[Data shown]:
= = = =

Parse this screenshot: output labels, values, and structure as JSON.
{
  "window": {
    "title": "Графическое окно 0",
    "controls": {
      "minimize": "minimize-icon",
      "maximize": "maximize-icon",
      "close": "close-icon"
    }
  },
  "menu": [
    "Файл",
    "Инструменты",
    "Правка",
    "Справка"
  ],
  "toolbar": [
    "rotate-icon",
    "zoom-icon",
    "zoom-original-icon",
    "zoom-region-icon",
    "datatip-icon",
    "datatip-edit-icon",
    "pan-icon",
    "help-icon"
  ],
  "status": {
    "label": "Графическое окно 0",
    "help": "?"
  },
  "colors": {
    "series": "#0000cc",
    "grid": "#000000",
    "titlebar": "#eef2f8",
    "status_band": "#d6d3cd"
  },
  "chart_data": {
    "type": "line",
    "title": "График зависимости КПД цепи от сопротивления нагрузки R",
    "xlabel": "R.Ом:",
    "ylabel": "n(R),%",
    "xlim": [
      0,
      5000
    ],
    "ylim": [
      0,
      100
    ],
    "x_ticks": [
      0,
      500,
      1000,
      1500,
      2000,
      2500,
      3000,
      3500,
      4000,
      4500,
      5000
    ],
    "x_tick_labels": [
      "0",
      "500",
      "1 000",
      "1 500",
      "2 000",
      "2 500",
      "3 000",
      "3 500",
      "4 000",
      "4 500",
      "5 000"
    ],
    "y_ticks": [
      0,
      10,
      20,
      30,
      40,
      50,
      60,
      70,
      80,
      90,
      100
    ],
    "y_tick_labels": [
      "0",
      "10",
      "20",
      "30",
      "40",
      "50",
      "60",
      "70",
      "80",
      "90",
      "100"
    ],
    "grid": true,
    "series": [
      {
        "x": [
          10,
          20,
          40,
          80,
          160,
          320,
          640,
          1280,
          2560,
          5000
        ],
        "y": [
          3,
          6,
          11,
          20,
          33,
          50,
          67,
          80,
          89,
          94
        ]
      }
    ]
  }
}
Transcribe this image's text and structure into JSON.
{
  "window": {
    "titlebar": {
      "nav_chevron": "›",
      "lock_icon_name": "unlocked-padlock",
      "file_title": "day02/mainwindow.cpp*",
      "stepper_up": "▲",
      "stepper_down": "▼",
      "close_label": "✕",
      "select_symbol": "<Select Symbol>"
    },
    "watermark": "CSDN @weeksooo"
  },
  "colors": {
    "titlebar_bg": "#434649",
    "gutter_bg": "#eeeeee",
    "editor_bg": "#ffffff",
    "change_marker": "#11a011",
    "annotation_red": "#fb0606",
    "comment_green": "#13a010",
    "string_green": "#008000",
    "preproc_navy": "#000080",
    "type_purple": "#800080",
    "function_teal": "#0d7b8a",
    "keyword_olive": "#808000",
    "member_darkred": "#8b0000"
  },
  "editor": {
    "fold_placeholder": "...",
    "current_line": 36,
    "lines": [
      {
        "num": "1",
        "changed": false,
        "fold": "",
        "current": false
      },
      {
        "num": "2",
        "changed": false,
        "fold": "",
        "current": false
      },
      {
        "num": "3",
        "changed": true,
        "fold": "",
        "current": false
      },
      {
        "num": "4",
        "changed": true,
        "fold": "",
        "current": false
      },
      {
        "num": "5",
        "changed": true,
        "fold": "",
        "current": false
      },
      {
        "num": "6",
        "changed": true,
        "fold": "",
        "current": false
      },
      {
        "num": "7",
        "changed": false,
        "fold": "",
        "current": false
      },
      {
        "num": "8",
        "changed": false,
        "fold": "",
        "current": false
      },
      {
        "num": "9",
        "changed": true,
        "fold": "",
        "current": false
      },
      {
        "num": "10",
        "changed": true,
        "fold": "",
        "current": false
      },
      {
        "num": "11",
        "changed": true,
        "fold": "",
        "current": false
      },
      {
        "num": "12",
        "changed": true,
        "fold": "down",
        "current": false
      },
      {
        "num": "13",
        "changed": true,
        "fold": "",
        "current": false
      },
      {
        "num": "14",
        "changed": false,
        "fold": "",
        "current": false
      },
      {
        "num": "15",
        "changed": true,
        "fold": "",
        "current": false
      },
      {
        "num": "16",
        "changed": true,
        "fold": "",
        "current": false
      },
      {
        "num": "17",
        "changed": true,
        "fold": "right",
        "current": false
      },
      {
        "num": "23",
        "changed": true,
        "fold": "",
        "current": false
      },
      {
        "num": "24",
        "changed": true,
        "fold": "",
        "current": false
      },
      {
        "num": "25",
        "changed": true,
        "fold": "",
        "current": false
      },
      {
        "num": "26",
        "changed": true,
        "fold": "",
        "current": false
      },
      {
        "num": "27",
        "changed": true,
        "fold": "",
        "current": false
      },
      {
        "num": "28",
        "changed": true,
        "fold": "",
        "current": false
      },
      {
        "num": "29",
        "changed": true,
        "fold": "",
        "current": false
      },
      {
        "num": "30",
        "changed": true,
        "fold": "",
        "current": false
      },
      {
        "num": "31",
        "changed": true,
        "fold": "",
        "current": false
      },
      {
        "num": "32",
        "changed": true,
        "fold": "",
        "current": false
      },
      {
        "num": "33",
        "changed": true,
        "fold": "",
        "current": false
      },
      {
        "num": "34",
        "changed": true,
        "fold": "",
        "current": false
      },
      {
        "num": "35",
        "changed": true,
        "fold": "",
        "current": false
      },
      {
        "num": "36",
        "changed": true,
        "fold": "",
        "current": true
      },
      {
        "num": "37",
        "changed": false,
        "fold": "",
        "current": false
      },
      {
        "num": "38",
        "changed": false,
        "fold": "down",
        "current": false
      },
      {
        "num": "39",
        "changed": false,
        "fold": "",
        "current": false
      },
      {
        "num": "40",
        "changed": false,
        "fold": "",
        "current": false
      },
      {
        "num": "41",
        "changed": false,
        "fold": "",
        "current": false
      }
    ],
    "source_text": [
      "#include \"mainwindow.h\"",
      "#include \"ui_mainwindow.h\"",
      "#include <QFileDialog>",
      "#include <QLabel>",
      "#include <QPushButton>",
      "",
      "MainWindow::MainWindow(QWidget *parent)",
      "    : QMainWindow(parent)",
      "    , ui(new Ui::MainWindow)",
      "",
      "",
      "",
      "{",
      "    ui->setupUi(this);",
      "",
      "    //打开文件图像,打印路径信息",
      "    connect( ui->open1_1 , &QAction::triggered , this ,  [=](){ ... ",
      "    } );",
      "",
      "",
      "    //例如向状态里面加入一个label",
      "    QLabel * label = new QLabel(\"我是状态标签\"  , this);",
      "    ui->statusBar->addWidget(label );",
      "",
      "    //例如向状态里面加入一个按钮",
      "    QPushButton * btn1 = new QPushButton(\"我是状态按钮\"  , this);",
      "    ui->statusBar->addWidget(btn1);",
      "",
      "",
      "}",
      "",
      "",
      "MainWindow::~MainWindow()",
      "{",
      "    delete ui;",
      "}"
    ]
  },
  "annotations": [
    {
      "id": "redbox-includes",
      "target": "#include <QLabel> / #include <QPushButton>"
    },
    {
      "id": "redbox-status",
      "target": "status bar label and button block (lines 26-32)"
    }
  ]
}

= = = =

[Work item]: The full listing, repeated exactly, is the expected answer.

[Response area]:
Parse this screenshot: output labels, values, and structure as JSON.
{
  "window": {
    "title": "Графическое окно 0",
    "controls": {
      "minimize": "minimize-icon",
      "maximize": "maximize-icon",
      "close": "close-icon"
    }
  },
  "menu": [
    "Файл",
    "Инструменты",
    "Правка",
    "Справка"
  ],
  "toolbar": [
    "rotate-icon",
    "zoom-icon",
    "zoom-original-icon",
    "zoom-region-icon",
    "datatip-icon",
    "datatip-edit-icon",
    "pan-icon",
    "help-icon"
  ],
  "status": {
    "label": "Графическое окно 0",
    "help": "?"
  },
  "colors": {
    "series": "#0000cc",
    "grid": "#000000",
    "titlebar": "#eef2f8",
    "status_band": "#d6d3cd"
  },
  "chart_data": {
    "type": "line",
    "title": "График зависимости КПД цепи от сопротивления нагрузки R",
    "xlabel": "R.Ом:",
    "ylabel": "n(R),%",
    "xlim": [
      0,
      5000
    ],
    "ylim": [
      0,
      100
    ],
    "x_ticks": [
      0,
      500,
      1000,
      1500,
      2000,
      2500,
      3000,
      3500,
      4000,
      4500,
      5000
    ],
    "x_tick_labels": [
      "0",
      "500",
      "1 000",
      "1 500",
      "2 000",
      "2 500",
      "3 000",
      "3 500",
      "4 000",
      "4 500",
      "5 000"
    ],
    "y_ticks": [
      0,
      10,
      20,
      30,
      40,
      50,
      60,
      70,
      80,
      90,
      100
    ],
    "y_tick_labels": [
      "0",
      "10",
      "20",
      "30",
      "40",
      "50",
      "60",
      "70",
      "80",
      "90",
      "100"
    ],
    "grid": true,
    "series": [
      {
        "x": [
          10,
          20,
          40,
          80,
          160,
          320,
          640,
          1280,
          2560,
          5000
        ],
        "y": [
          3,
          6,
          11,
          20,
          33,
          50,
          67,
          80,
          89,
          94
        ]
      }
    ]
  }
}
Transcribe this image's text and structure into JSON.
{
  "window": {
    "titlebar": {
      "nav_chevron": "›",
      "lock_icon_name": "unlocked-padlock",
      "file_title": "day02/mainwindow.cpp*",
      "stepper_up": "▲",
      "stepper_down": "▼",
      "close_label": "✕",
      "select_symbol": "<Select Symbol>"
    },
    "watermark": "CSDN @weeksooo"
  },
  "colors": {
    "titlebar_bg": "#434649",
    "gutter_bg": "#eeeeee",
    "editor_bg": "#ffffff",
    "change_marker": "#11a011",
    "annotation_red": "#fb0606",
    "comment_green": "#13a010",
    "string_green": "#008000",
    "preproc_navy": "#000080",
    "type_purple": "#800080",
    "function_teal": "#0d7b8a",
    "keyword_olive": "#808000",
    "member_darkred": "#8b0000"
  },
  "editor": {
    "fold_placeholder": "...",
    "current_line": 36,
    "lines": [
      {
        "num": "1",
        "changed": false,
        "fold": "",
        "current": false
      },
      {
        "num": "2",
        "changed": false,
        "fold": "",
        "current": false
      },
      {
        "num": "3",
        "changed": true,
        "fold": "",
        "current": false
      },
      {
        "num": "4",
        "changed": true,
        "fold": "",
        "current": false
      },
      {
        "num": "5",
        "changed": true,
        "fold": "",
        "current": false
      },
      {
        "num": "6",
        "changed": true,
        "fold": "",
        "current": false
      },
      {
        "num": "7",
        "changed": false,
        "fold": "",
        "current": false
      },
      {
        "num": "8",
        "changed": false,
        "fold": "",
        "current": false
      },
      {
        "num": "9",
        "changed": true,
        "fold": "",
        "current": false
      },
      {
        "num": "10",
        "changed": true,
        "fold": "",
        "current": false
      },
      {
        "num": "11",
        "changed": true,
        "fold": "",
        "current": false
      },
      {
        "num": "12",
        "changed": true,
        "fold": "down",
        "current": false
      },
      {
        "num": "13",
        "changed": true,
        "fold": "",
        "current": false
      },
      {
        "num": "14",
        "changed": false,
        "fold": "",
        "current": false
      },
      {
        "num": "15",
        "changed": true,
        "fold": "",
        "current": false
      },
      {
        "num": "16",
        "changed": true,
        "fold": "",
        "current": false
      },
      {
        "num": "17",
        "changed": true,
        "fold": "right",
        "current": false
      },
      {
        "num": "23",
        "changed": true,
        "fold": "",
        "current": false
      },
      {
        "num": "24",
        "changed": true,
        "fold": "",
        "current": false
      },
      {
        "num": "25",
        "changed": true,
        "fold": "",
        "current": false
      },
      {
        "num": "26",
        "changed": true,
        "fold": "",
        "current": false
      },
      {
        "num": "27",
        "changed": true,
        "fold": "",
        "current": false
      },
      {
        "num": "28",
        "changed": true,
        "fold": "",
        "current": false
      },
      {
        "num": "29",
        "changed": true,
        "fold": "",
        "current": false
      },
      {
        "num": "30",
        "changed": true,
        "fold": "",
        "current": false
      },
      {
        "num": "31",
        "changed": true,
        "fold": "",
        "current": false
      },
      {
        "num": "32",
        "changed": true,
        "fold": "",
        "current": false
      },
      {
        "num": "33",
        "changed": true,
        "fold": "",
        "current": false
      },
      {
        "num": "34",
        "changed": true,
        "fold": "",
        "current": false
      },
      {
        "num": "35",
        "changed": true,
        "fold": "",
        "current": false
      },
      {
        "num": "36",
        "changed": true,
        "fold": "",
        "current": true
      },
      {
        "num": "37",
        "changed": false,
        "fold": "",
        "current": false
      },
      {
        "num": "38",
        "changed": false,
        "fold": "down",
        "current": false
      },
      {
        "num": "39",
        "changed": false,
        "fold": "",
        "current": false
      },
      {
        "num": "40",
        "changed": false,
        "fold": "",
        "current": false
      },
      {
        "num": "41",
        "changed": false,
        "fold": "",
        "current": false
      }
    ],
    "source_text": [
      "#include \"mainwindow.h\"",
      "#include \"ui_mainwindow.h\"",
      "#include <QFileDialog>",
      "#include <QLabel>",
      "#include <QPushButton>",
      "",
      "MainWindow::MainWindow(QWidget *parent)",
      "    : QMainWindow(parent)",
      "    , ui(new Ui::MainWindow)",
      "",
      "",
      "",
      "{",
      "    ui->setupUi(this);",
      "",
      "    //打开文件图像,打印路径信息",
      "    connect( ui->open1_1 , &QAction::triggered , this ,  [=](){ ... ",
      "    } );",
      "",
      "",
      "    //例如向状态里面加入一个label",
      "    QLabel * label = new QLabel(\"我是状态标签\"  , this);",
      "    ui->statusBar->addWidget(label );",
      "",
      "    //例如向状态里面加入一个按钮",
      "    QPushButton * btn1 = new QPushButton(\"我是状态按钮\"  , this);",
      "    ui->statusBar->addWidget(btn1);",
      "",
      "",
      "}",
      "",
      "",
      "MainWindow::~MainWindow()",
      "{",
      "    delete ui;",
      "}"
    ]
  },
  "annotations": [
    {
      "id": "redbox-includes",
      "target": "#include <QLabel> / #include <QPushButton>"
    },
    {
      "id": "redbox-status",
      "target": "status bar label and button block (lines 26-32)"
    }
  ]
}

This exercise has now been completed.